Thursday, October 22, 1998 Published at 13:12 GMT
Tough new rules for surgeons
Surgeons face tough new monitoring regulations
Surgeons will have to undergo regular check ups on their skills if they are to continue practising, according to proposals put forward by the leaders of the medical profession.
A report by the Senate of Surgery, which represents all surgeons in the UK, said surgeons should undergo regular assessments of their competence.
The senate recommends high national standards for the future regulation of the medical profession.
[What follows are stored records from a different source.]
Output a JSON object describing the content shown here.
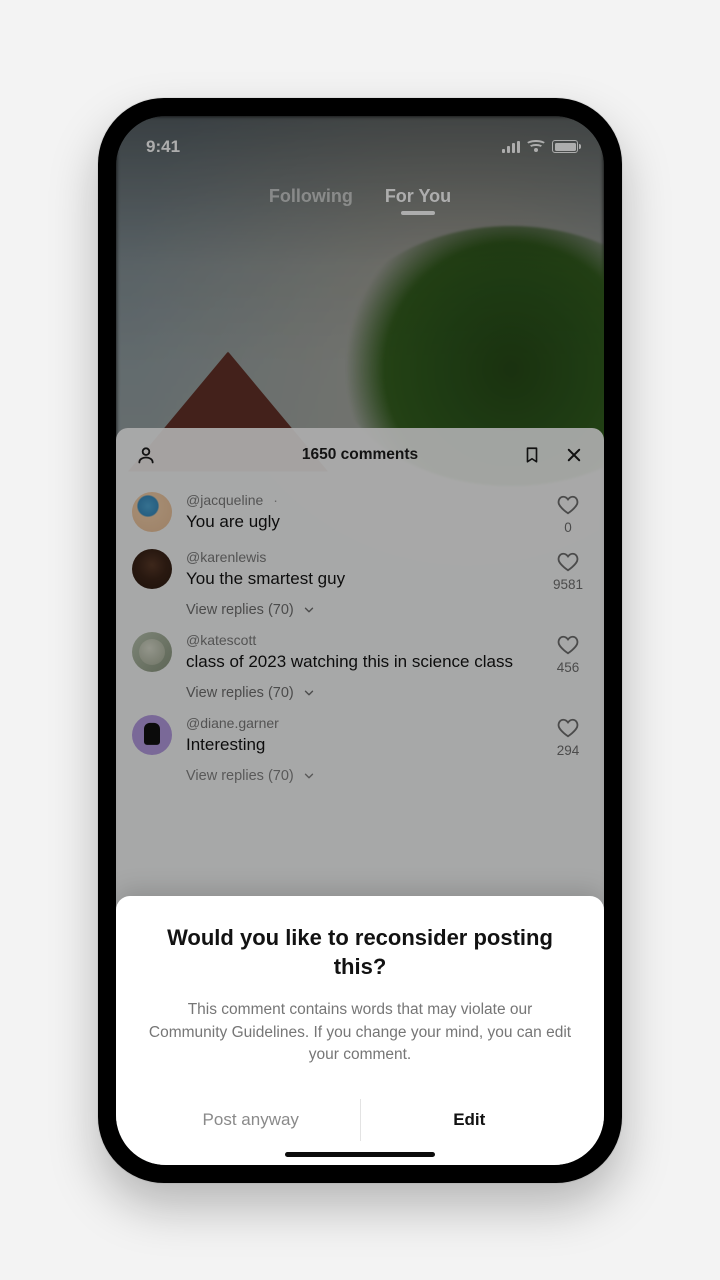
{
  "status": {
    "time": "9:41"
  },
  "feed_tabs": {
    "following": "Following",
    "for_you": "For You"
  },
  "comments_sheet": {
    "count_label": "1650 comments",
    "items": [
      {
        "user": "@jacqueline",
        "text": "You are ugly",
        "likes": "0",
        "show_dot": true
      },
      {
        "user": "@karenlewis",
        "text": "You the smartest guy",
        "likes": "9581",
        "replies": "View replies (70)"
      },
      {
        "user": "@katescott",
        "text": "class of 2023 watching this in science class",
        "likes": "456",
        "replies": "View replies (70)"
      },
      {
        "user": "@diane.garner",
        "text": "Interesting",
        "likes": "294",
        "replies": "View replies (70)"
      }
    ]
  },
  "prompt": {
    "title": "Would you like to reconsider posting this?",
    "body": "This comment contains words that may violate our Community Guidelines. If you change your mind, you can edit your comment.",
    "secondary": "Post anyway",
    "primary": "Edit"
  }
}
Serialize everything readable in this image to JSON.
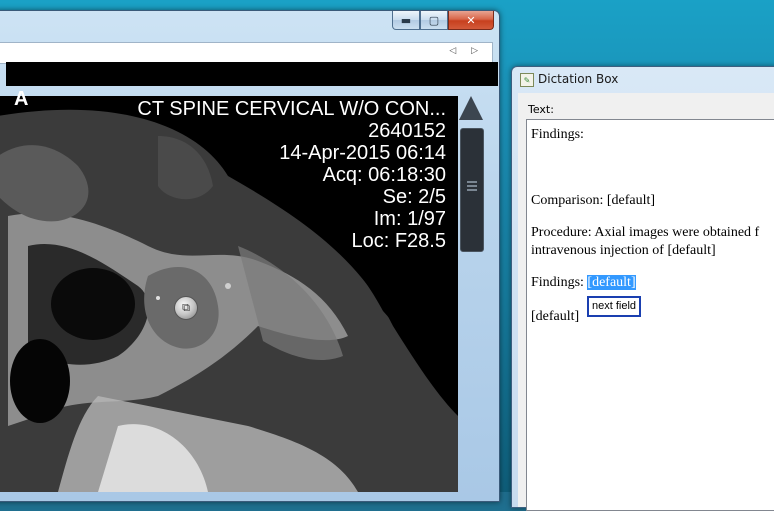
{
  "viewer": {
    "caption_minimize": "▬",
    "caption_maximize": "▢",
    "caption_close": "✕",
    "tab_nav": "◁ ▷",
    "overlay": {
      "corner": "A",
      "lines": [
        "CT SPINE CERVICAL W/O CON...",
        "2640152",
        "14-Apr-2015 06:14",
        "Acq: 06:18:30",
        "Se: 2/5",
        "Im: 1/97",
        "Loc: F28.5"
      ]
    }
  },
  "dictation": {
    "title": "Dictation Box",
    "text_label": "Text:",
    "findings_heading": "Findings:",
    "comparison": "Comparison: [default]",
    "procedure_line1": "Procedure: Axial images were obtained f",
    "procedure_line2": "intravenous injection of [default]",
    "findings_label": "Findings: ",
    "findings_selected": "[default]",
    "tooltip": "next field",
    "trailing_default": "[default]"
  }
}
In addition to five yearly MOTs for doctors and rapid response teams, these include:
Mr Barry Jackson, president of the Royal College of Surgeons of England, said the measures represented a culture change in the medical profession.
Such a process would focus on doctors' clinical performance rather than their medical knowledge, he said.
For this reason it would take the form of appraisal by doctors from other hospitals and analysis of a doctor's results.
GMC president Sir Donald Irvine said: "I am delighted that the Senate of Surgery has responded quickly and positively to the issues raised by the GMC at the conclusion of the Bristol case.
"I am particularly encouraged to see that they have decided to develop a process of revalidation for surgeons, and we look forward to working with them to achieve this.
"We must be able to reassure patients that registration within the GMC means not only that doctors are fit to practise medicine at the beginning of their careers - which is what happens at present - but in future throughout their working lives."
The Senate of Surgery started a working party following the GMC ruling on heart surgery cases at Bristol Royal Infirmary.
Mr Tony Giddings, chairman of the working party, said the senate had to respond to ensure that doctors continued to regulate their own profession.
"It is time to revisit those issues, to build teamworking and to develop those other skills, and to validate those skills on which the public depends for its service."
He added that the process of developing openness had been going on for 15 years.
The report is published as the Institute of Health Services Management launched a toolkit to help hospital managers monitor doctors' performance.
It contains clinical and legal guidelines, a checklist, sources of evidence of clinical and cost effectiveness and useful contacts.
The British Medical Association gave its "full backing" to the senate's measures.
Dr Peter Hawker, chairman of the association's consultants' committee, said: "These are important initiatives which will strengthen the efforts being made by the whole profession to make sure that patient safety is protected and problems are detected early."
The GMC found three BRI doctors guilty of serious professional misconduct in June.
As well as making recommendations, the senate criticised the Department of Health's role in the Bristol case.
Even when the department was aware of problems in Bristol, it failed to act swiftly, the senate said.
It also warned that political projects such as waiting list initiatives put patient safety at risk.
They put undue pressure on doctors and prevented them from keeping up to date with training, it said.
A public inquiry into the Bristol case begins next week.